— THE DATA —
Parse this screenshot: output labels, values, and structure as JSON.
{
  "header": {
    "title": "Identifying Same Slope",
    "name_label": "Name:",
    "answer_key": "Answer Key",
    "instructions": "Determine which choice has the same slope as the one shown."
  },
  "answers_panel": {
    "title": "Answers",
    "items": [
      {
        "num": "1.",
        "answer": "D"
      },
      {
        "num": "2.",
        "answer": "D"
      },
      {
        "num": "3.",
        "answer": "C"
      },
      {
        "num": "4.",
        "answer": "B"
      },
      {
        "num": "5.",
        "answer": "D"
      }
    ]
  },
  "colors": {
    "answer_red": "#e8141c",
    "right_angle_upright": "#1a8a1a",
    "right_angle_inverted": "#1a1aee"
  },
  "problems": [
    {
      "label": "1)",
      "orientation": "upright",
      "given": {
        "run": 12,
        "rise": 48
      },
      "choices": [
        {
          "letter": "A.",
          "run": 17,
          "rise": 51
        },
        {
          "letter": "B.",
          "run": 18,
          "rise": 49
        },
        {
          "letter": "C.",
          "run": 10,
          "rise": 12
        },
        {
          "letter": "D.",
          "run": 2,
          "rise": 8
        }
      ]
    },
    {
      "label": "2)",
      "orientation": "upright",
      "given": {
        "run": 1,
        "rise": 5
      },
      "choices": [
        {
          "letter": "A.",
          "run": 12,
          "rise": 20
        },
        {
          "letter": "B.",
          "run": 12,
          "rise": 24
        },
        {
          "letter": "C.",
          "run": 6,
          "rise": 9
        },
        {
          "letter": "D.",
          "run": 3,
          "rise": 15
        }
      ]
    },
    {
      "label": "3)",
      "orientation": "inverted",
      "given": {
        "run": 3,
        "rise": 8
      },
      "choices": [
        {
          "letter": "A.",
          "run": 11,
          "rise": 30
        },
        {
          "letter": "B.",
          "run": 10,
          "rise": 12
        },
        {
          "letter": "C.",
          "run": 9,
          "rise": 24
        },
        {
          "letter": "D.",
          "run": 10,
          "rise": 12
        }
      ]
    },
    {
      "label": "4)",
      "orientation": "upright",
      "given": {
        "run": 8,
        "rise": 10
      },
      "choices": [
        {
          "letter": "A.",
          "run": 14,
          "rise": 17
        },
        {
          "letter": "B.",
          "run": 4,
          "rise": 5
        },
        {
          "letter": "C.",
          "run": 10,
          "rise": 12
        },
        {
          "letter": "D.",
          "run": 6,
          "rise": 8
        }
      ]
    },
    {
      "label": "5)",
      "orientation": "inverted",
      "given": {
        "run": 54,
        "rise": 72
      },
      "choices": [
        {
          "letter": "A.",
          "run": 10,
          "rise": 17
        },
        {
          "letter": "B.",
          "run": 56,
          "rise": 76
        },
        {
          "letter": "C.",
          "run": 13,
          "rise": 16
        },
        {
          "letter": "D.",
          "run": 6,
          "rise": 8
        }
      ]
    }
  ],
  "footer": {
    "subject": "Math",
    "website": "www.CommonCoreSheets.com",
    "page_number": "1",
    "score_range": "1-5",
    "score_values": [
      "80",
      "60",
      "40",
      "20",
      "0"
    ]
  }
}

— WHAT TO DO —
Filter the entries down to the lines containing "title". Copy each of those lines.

— EXPECTED ANSWER —
    "title": "Identifying Same Slope",
    "title": "Answers",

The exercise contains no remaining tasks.